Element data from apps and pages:
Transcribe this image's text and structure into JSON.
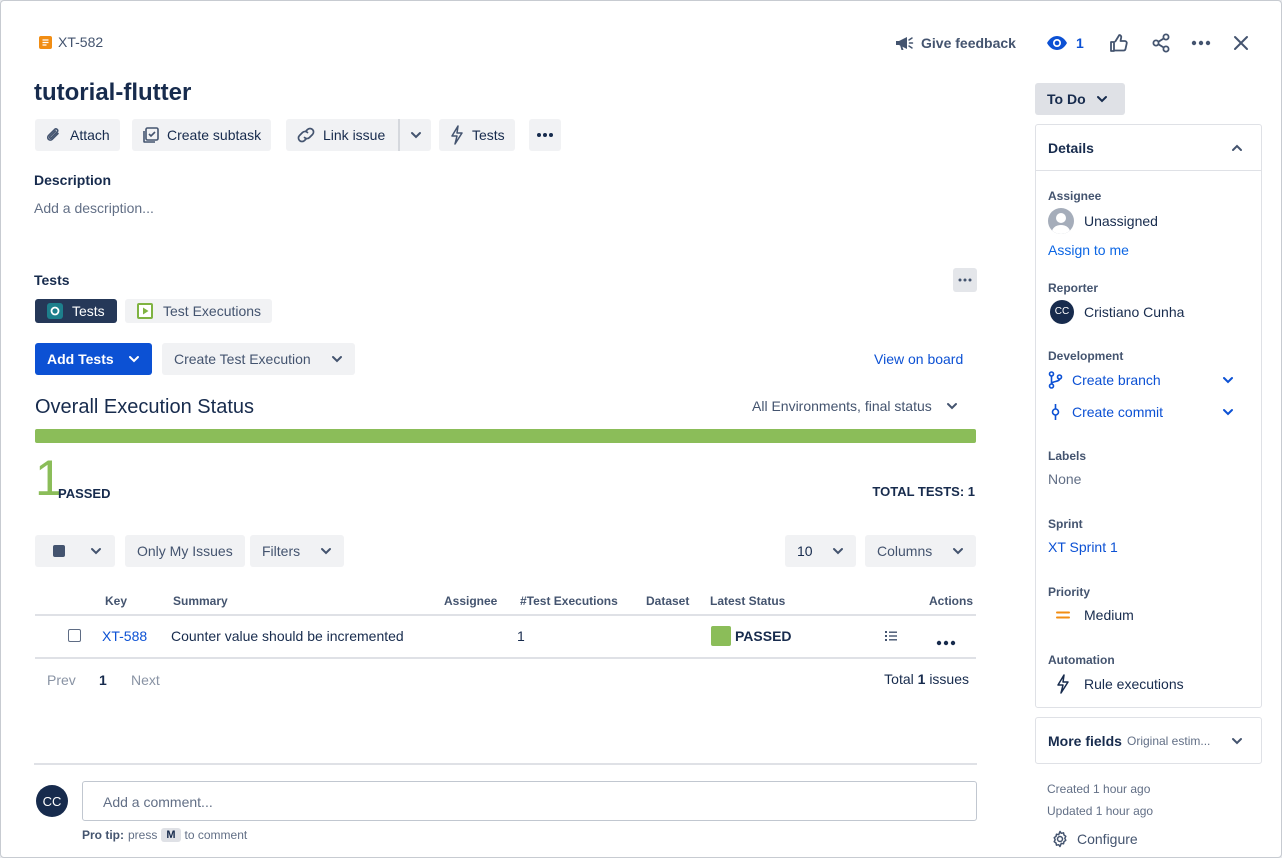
{
  "header": {
    "issue_key": "XT-582",
    "feedback_label": "Give feedback",
    "watch_count": "1"
  },
  "issue": {
    "title": "tutorial-flutter",
    "status": "To Do"
  },
  "toolbar": {
    "attach": "Attach",
    "create_subtask": "Create subtask",
    "link_issue": "Link issue",
    "tests": "Tests"
  },
  "description": {
    "heading": "Description",
    "placeholder": "Add a description..."
  },
  "tests_panel": {
    "heading": "Tests",
    "tabs": [
      {
        "label": "Tests",
        "active": true
      },
      {
        "label": "Test Executions",
        "active": false
      }
    ],
    "add_tests": "Add Tests",
    "create_test_execution": "Create Test Execution",
    "view_on_board": "View on board",
    "overall_title": "Overall Execution Status",
    "env_filter": "All Environments, final status",
    "progress_passed_fraction": 1.0,
    "passed_count": "1",
    "passed_label": "PASSED",
    "total_tests": "TOTAL TESTS: 1",
    "only_my_issues": "Only My Issues",
    "filters": "Filters",
    "page_size": "10",
    "columns": "Columns",
    "table": {
      "headers": [
        "Key",
        "Summary",
        "Assignee",
        "#Test Executions",
        "Dataset",
        "Latest Status",
        "Actions"
      ],
      "rows": [
        {
          "key": "XT-588",
          "summary": "Counter value should be incremented",
          "assignee": "",
          "executions": "1",
          "dataset": "",
          "status": "PASSED"
        }
      ]
    },
    "pagination": {
      "prev": "Prev",
      "current": "1",
      "next": "Next",
      "total_prefix": "Total",
      "total_count": "1",
      "total_suffix": "issues"
    }
  },
  "comment": {
    "avatar_initials": "CC",
    "placeholder": "Add a comment...",
    "tip_bold": "Pro tip:",
    "tip_press": "press",
    "tip_key": "M",
    "tip_suffix": "to comment"
  },
  "details": {
    "heading": "Details",
    "assignee_label": "Assignee",
    "assignee_value": "Unassigned",
    "assign_to_me": "Assign to me",
    "reporter_label": "Reporter",
    "reporter_initials": "CC",
    "reporter_value": "Cristiano Cunha",
    "development_label": "Development",
    "create_branch": "Create branch",
    "create_commit": "Create commit",
    "labels_label": "Labels",
    "labels_value": "None",
    "sprint_label": "Sprint",
    "sprint_value": "XT Sprint 1",
    "priority_label": "Priority",
    "priority_value": "Medium",
    "automation_label": "Automation",
    "automation_value": "Rule executions"
  },
  "more_fields": {
    "heading": "More fields",
    "subtitle": "Original estim..."
  },
  "meta": {
    "created": "Created 1 hour ago",
    "updated": "Updated 1 hour ago",
    "configure": "Configure"
  },
  "colors": {
    "passed": "#8bbd59",
    "primary": "#0c51d4",
    "link": "#0c66e4",
    "story_icon": "#f18d13"
  }
}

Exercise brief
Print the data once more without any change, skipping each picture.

Answer for this exercise
Transcribe this image's text and structure into JSON.
{
  "header": {
    "issue_key": "XT-582",
    "feedback_label": "Give feedback",
    "watch_count": "1"
  },
  "issue": {
    "title": "tutorial-flutter",
    "status": "To Do"
  },
  "toolbar": {
    "attach": "Attach",
    "create_subtask": "Create subtask",
    "link_issue": "Link issue",
    "tests": "Tests"
  },
  "description": {
    "heading": "Description",
    "placeholder": "Add a description..."
  },
  "tests_panel": {
    "heading": "Tests",
    "tabs": [
      {
        "label": "Tests",
        "active": true
      },
      {
        "label": "Test Executions",
        "active": false
      }
    ],
    "add_tests": "Add Tests",
    "create_test_execution": "Create Test Execution",
    "view_on_board": "View on board",
    "overall_title": "Overall Execution Status",
    "env_filter": "All Environments, final status",
    "progress_passed_fraction": 1.0,
    "passed_count": "1",
    "passed_label": "PASSED",
    "total_tests": "TOTAL TESTS: 1",
    "only_my_issues": "Only My Issues",
    "filters": "Filters",
    "page_size": "10",
    "columns": "Columns",
    "table": {
      "headers": [
        "Key",
        "Summary",
        "Assignee",
        "#Test Executions",
        "Dataset",
        "Latest Status",
        "Actions"
      ],
      "rows": [
        {
          "key": "XT-588",
          "summary": "Counter value should be incremented",
          "assignee": "",
          "executions": "1",
          "dataset": "",
          "status": "PASSED"
        }
      ]
    },
    "pagination": {
      "prev": "Prev",
      "current": "1",
      "next": "Next",
      "total_prefix": "Total",
      "total_count": "1",
      "total_suffix": "issues"
    }
  },
  "comment": {
    "avatar_initials": "CC",
    "placeholder": "Add a comment...",
    "tip_bold": "Pro tip:",
    "tip_press": "press",
    "tip_key": "M",
    "tip_suffix": "to comment"
  },
  "details": {
    "heading": "Details",
    "assignee_label": "Assignee",
    "assignee_value": "Unassigned",
    "assign_to_me": "Assign to me",
    "reporter_label": "Reporter",
    "reporter_initials": "CC",
    "reporter_value": "Cristiano Cunha",
    "development_label": "Development",
    "create_branch": "Create branch",
    "create_commit": "Create commit",
    "labels_label": "Labels",
    "labels_value": "None",
    "sprint_label": "Sprint",
    "sprint_value": "XT Sprint 1",
    "priority_label": "Priority",
    "priority_value": "Medium",
    "automation_label": "Automation",
    "automation_value": "Rule executions"
  },
  "more_fields": {
    "heading": "More fields",
    "subtitle": "Original estim..."
  },
  "meta": {
    "created": "Created 1 hour ago",
    "updated": "Updated 1 hour ago",
    "configure": "Configure"
  },
  "colors": {
    "passed": "#8bbd59",
    "primary": "#0c51d4",
    "link": "#0c66e4",
    "story_icon": "#f18d13"
  }
}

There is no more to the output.